> [Records provided]

──────────

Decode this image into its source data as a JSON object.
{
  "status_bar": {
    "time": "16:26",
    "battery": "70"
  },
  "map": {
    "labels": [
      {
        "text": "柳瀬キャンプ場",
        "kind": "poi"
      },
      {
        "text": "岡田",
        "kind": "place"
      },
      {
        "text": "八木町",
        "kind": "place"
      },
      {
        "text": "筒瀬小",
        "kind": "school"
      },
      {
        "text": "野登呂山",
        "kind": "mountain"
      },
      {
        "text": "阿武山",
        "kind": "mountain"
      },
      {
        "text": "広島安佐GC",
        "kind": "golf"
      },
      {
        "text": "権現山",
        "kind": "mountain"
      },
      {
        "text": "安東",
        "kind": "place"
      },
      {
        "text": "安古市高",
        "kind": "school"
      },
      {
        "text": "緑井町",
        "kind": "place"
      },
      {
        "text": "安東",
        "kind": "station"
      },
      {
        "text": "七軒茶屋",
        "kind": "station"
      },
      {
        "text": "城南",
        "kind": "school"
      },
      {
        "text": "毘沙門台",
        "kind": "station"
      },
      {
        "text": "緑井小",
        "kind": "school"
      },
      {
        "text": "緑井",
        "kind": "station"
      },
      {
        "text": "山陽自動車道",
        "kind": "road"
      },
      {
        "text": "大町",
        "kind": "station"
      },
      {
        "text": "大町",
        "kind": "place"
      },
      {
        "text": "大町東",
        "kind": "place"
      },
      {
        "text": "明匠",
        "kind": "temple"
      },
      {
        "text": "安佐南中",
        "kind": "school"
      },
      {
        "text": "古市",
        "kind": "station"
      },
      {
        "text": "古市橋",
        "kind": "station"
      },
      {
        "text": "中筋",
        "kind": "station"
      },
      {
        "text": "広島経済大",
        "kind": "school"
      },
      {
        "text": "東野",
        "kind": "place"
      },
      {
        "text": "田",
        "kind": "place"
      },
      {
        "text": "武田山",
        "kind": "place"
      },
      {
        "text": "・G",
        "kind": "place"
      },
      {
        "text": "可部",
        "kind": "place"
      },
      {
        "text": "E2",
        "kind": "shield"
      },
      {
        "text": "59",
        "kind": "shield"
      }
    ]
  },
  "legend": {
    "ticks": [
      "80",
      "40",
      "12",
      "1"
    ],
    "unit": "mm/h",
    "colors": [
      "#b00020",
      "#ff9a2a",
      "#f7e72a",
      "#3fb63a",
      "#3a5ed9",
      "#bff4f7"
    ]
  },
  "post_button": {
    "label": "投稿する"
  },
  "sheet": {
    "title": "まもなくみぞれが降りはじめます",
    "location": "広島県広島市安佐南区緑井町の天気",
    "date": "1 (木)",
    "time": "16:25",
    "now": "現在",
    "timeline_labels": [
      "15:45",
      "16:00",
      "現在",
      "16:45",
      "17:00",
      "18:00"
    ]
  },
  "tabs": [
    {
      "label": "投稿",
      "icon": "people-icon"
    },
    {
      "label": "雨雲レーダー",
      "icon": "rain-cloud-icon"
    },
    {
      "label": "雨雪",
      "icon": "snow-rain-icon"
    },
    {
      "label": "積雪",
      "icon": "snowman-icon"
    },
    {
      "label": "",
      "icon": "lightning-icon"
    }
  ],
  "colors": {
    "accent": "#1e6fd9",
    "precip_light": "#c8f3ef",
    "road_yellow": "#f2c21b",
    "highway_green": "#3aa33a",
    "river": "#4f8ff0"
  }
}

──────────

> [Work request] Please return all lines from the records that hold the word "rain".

> [Solved problem]
      "icon": "rain-cloud-icon"
      "icon": "snow-rain-icon"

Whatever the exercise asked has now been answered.